“We allege that Viagogo failed to disclose significant and unavoidable fees upfront in the ticket price, including a 27.6 per cent booking fee for most events and a handling fee,” ACCC Deputy Chair Delia Rickard said.
Booking and handling fees increased ticket prices by about 30 per cent, ACCC said.
The price of a Book of Mormon ticket increased 31 per cent from $135 to $177.45 when additional fees were added, ACCC said.
Three Ashes tickets increased 29 per cent from $330.15 to $426.82 when a $91.71 booking fee and $4.95 handling fee was added.
Cat Stevens fans were slugged $125 in booking fees and $4.95 in handling fees when the total price for two tickets increased from $450 to $579.95, a 29 per cent increase.
The ACCC also accused Viagogo of misleading Australians by claiming tickets to events were close to selling out, without dislosing this “scarcity” referred to tickets on its website only.
“Viagogo’s statements such as ‘less than 1 per cent of tickets remaining’ creates a sense of urgency for people to buy them straight away, when tickets may have still been available through other ticket sources,” Ms Rickard said.
The ACCC also hit out at Viagogo for promoting itself as an authorised ticket seller through the use of the word ‘official’ in advertisements on search engines like Google.
“By using the word ‘official’, we allege that Viagogo represented in these ads that consumers could buy official original tickets, when in fact Viagogo is a platform for tickets that are being on-sold by others.”
Tom Godfrey, from consumer advocacy group CHOICE, said Viagogo’s “official” tagline “lulls consumers into a false sense of security”. Some Australians had spent hundreds or even thousands of dollars on tickets, which later turned out to be invalid, he said.
“The fact that they’re charging significantly higher prices than the face value of the ticket … means they can pour a huge amount of money into Google advertising,” Mr Godfrey told The New Daily.

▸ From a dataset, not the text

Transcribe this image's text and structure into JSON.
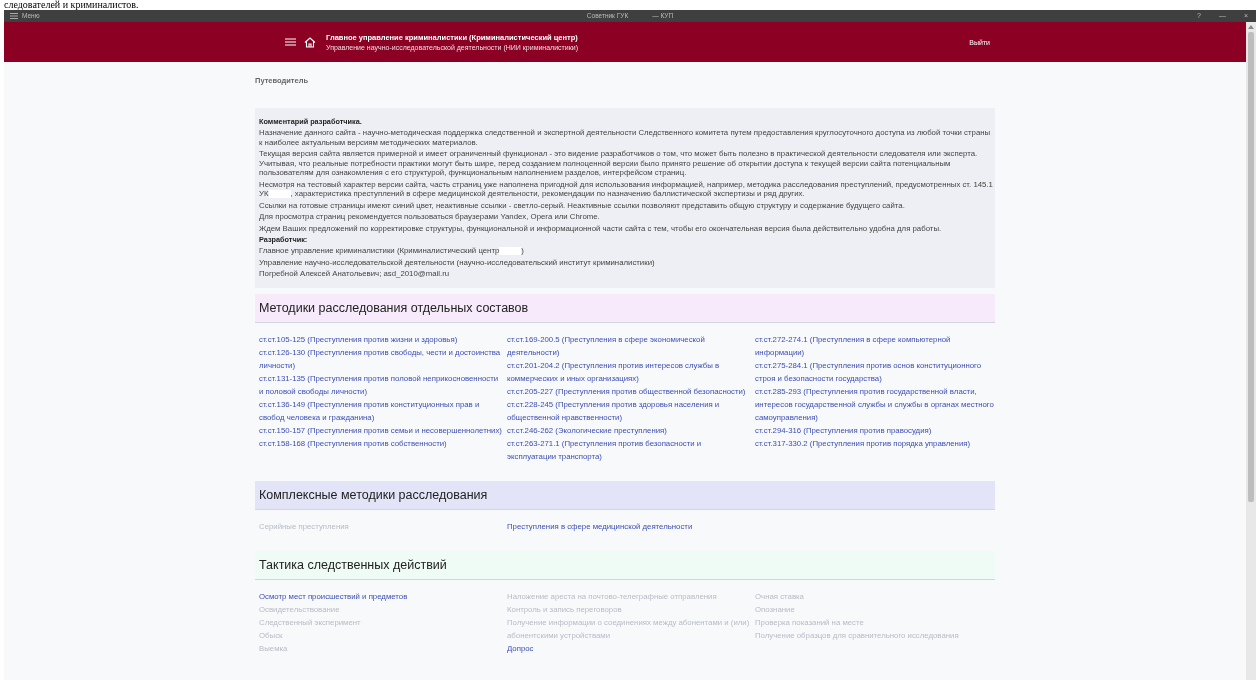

“These listings for Viagogo come right up the top of the [Google search] list, unfortunately that’s catching a lot of consumers out.
“We’d encourage consumers to think long and hard before buying tickets through that website.”
CHOICE had been “flooded with complaints” about the Swiss-based website, he said.
Complaints were generally in regards to “drip pricing, where the companies advertise one price and drip in unavoidable fees and charges”.
The ACCC has received 473 complaints about Viagogo from Australians this year.
“The ACCC expects all ticket reselling websites to be clear and upfront about the fees they charge, the type of tickets they sell and the nature of their business,” Ms Rickard said.
The watchdog alleges Viagogo breached Australian Consumer Law between May 1 and June 26 this year.
The ACCC is seeking declarations, injunctions, pecuniary penalties, corrective publication orders, orders for a compliance program and costs.
On Sunday, Minister for Better Regulation Matt Kean issued an “urgent public warning” against buying tickets from Viagogo.
NSW Fair Trading has received 187 complaints about the website this year, he said.
“Complaints to date have included delayed delivery, events being cancelled, heavily marked-up prices, hidden fees, and failure to provide refund,” he said.
“With most complaints relating to two or more tickets, Fair Trading has estimated around 600 consumers have been ripped off at a cost of almost $130,000.”
Viagogo has been in the top five most complained about traders five times in the Fair Trading monthly Complaints register, Mr Kean said.
CHOICE will announce calls for reform and release findings of an international market study this week.
The New Daily has contacted Viagogo for comment.